Unfortunately, these higher costs also translate to just about everything else and that includes education: even for the youngest of students.
New parents in the Aloha State are quickly learning that child care is expensive, and it has nothing to do with diapers and baby food. According to recent statistics from the Economic Policy Institute, the average [annual] cost of full-time child care (for a 4-year-old child)–either in a preschool or a daycare setting—is $9,312. Putting this into perspective, the average [annual] price of in-state college tuition is $8,216.
While these numbers can vary, they disparity is still disproportionate: It costs at least as much—if not, more—to put a child in daycare than to attend a local university. But why is this so? Sure, daycare attendants and preschool educators must receive certain accreditation or certifications but that can’t possibly account for the expense juxtaposed against that of a university, right?
Well, as you might expect, it is both more complicated and much simpler all at the same time. “The biggest expense for any preschool is staffing,” explains Executive Director of Hawaii Montessori Schools Angeline Geldhof. Montessori employs only 20 staff members between its two campuses in Kona and Waimea (on the big island of Hawaii). “We are accredited with the National Association for the Education of Young Children, which means we have to set higher standards in terms of staffing our programs, what we provide, our equipment and our facilities.”
As such, just like a university, the Montessori schools have to maintain accreditation, pay leasing fees, buy supplies, and maintain their facilities.
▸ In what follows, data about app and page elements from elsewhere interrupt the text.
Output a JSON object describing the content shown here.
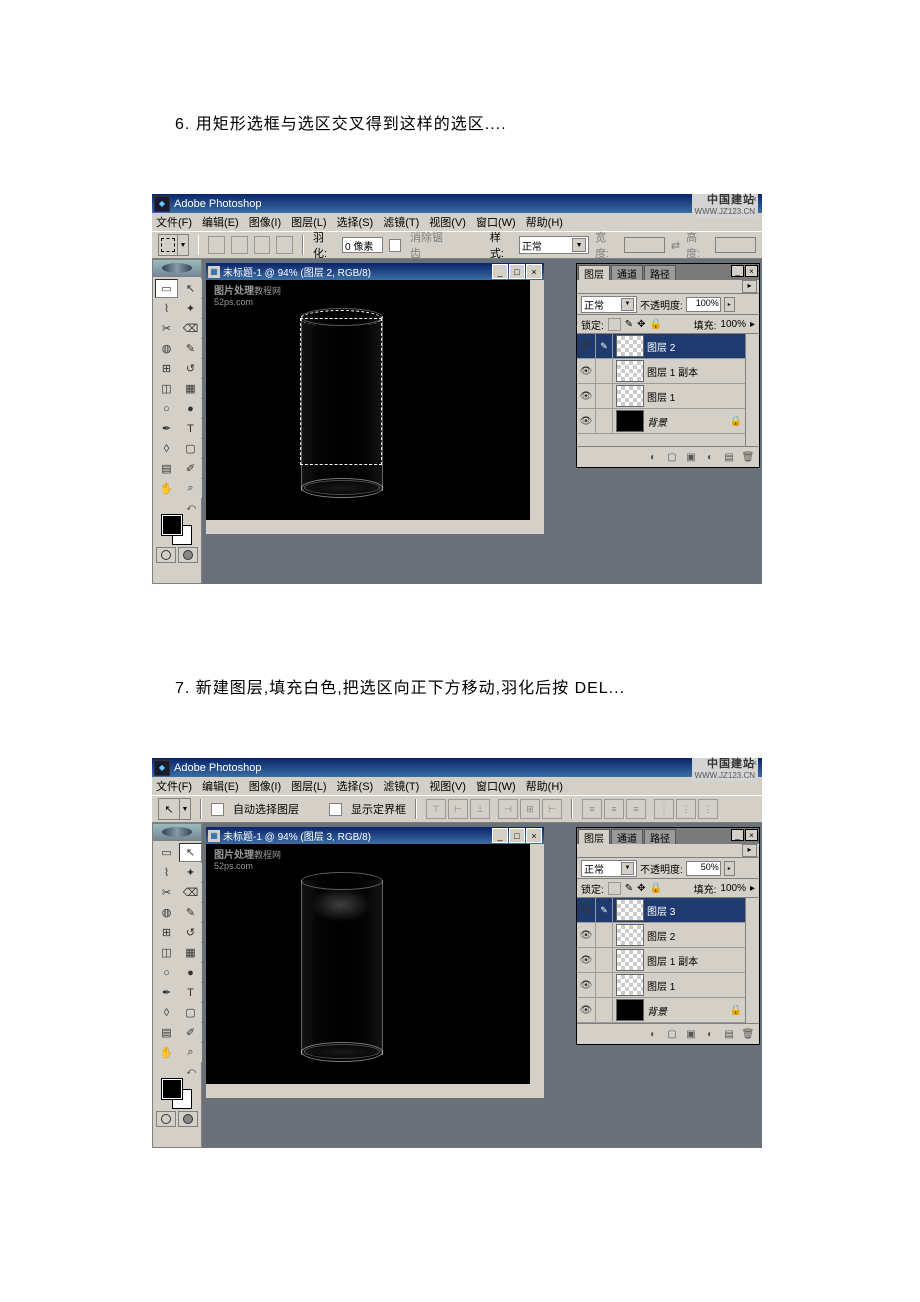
{
  "step6": {
    "caption": "6. 用矩形选框与选区交叉得到这样的选区....",
    "app_title": "Adobe Photoshop",
    "brand_cn": "中国建站",
    "brand_url": "WWW.JZ123.CN",
    "menus": [
      "文件(F)",
      "编辑(E)",
      "图像(I)",
      "图层(L)",
      "选择(S)",
      "滤镜(T)",
      "视图(V)",
      "窗口(W)",
      "帮助(H)"
    ],
    "feather_label": "羽化:",
    "feather_value": "0 像素",
    "antialias": "消除锯齿",
    "style_label": "样式:",
    "style_value": "正常",
    "width_label": "宽度:",
    "height_label": "高度:",
    "doc_title": "未标题-1 @ 94% (图层 2, RGB/8)",
    "watermark_1": "图片处理",
    "watermark_2": "52ps.com",
    "watermark_3": "教程网",
    "tabs": {
      "layers": "图层",
      "channels": "通道",
      "paths": "路径"
    },
    "blend_mode": "正常",
    "opacity_label": "不透明度:",
    "opacity_value": "100%",
    "lock_label": "锁定:",
    "fill_label": "填充:",
    "fill_value": "100%",
    "layers": [
      {
        "name": "图层 2",
        "sel": true,
        "thumb": "trans"
      },
      {
        "name": "图层 1 副本",
        "sel": false,
        "thumb": "trans"
      },
      {
        "name": "图层 1",
        "sel": false,
        "thumb": "trans"
      },
      {
        "name": "背景",
        "sel": false,
        "thumb": "black",
        "locked": true
      }
    ]
  },
  "step7": {
    "caption": "7. 新建图层,填充白色,把选区向正下方移动,羽化后按 DEL...",
    "app_title": "Adobe Photoshop",
    "brand_cn": "中国建站",
    "brand_url": "WWW.JZ123.CN",
    "menus": [
      "文件(F)",
      "编辑(E)",
      "图像(I)",
      "图层(L)",
      "选择(S)",
      "滤镜(T)",
      "视图(V)",
      "窗口(W)",
      "帮助(H)"
    ],
    "auto_select": "自动选择图层",
    "show_bounds": "显示定界框",
    "doc_title": "未标题-1 @ 94% (图层 3, RGB/8)",
    "watermark_1": "图片处理",
    "watermark_2": "52ps.com",
    "watermark_3": "教程网",
    "tabs": {
      "layers": "图层",
      "channels": "通道",
      "paths": "路径"
    },
    "blend_mode": "正常",
    "opacity_label": "不透明度:",
    "opacity_value": "50%",
    "lock_label": "锁定:",
    "fill_label": "填充:",
    "fill_value": "100%",
    "layers": [
      {
        "name": "图层 3",
        "sel": true,
        "thumb": "trans"
      },
      {
        "name": "图层 2",
        "sel": false,
        "thumb": "trans"
      },
      {
        "name": "图层 1 副本",
        "sel": false,
        "thumb": "trans"
      },
      {
        "name": "图层 1",
        "sel": false,
        "thumb": "trans"
      },
      {
        "name": "背景",
        "sel": false,
        "thumb": "black",
        "locked": true
      }
    ]
  }
}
And while the Montessori schools have not raised tuition within the last two years, they still charge $10,000 a year (year-round) for these child care services. And this does not include the application, supplies, and registration fees (totaling roughly $235) and insurance costs.
Now, Hawaii may be unique in that the state does not allow for the public funding of private schools, but several state programs do exist in an attempt to bridge this gap.
Sliding scales, subsidies, and other programs are available to help parents get the pre-K care they [probably desperately] need for both parents also to work and afford the cost of living in Hawaii.
Still, in many cases, it may not be enough.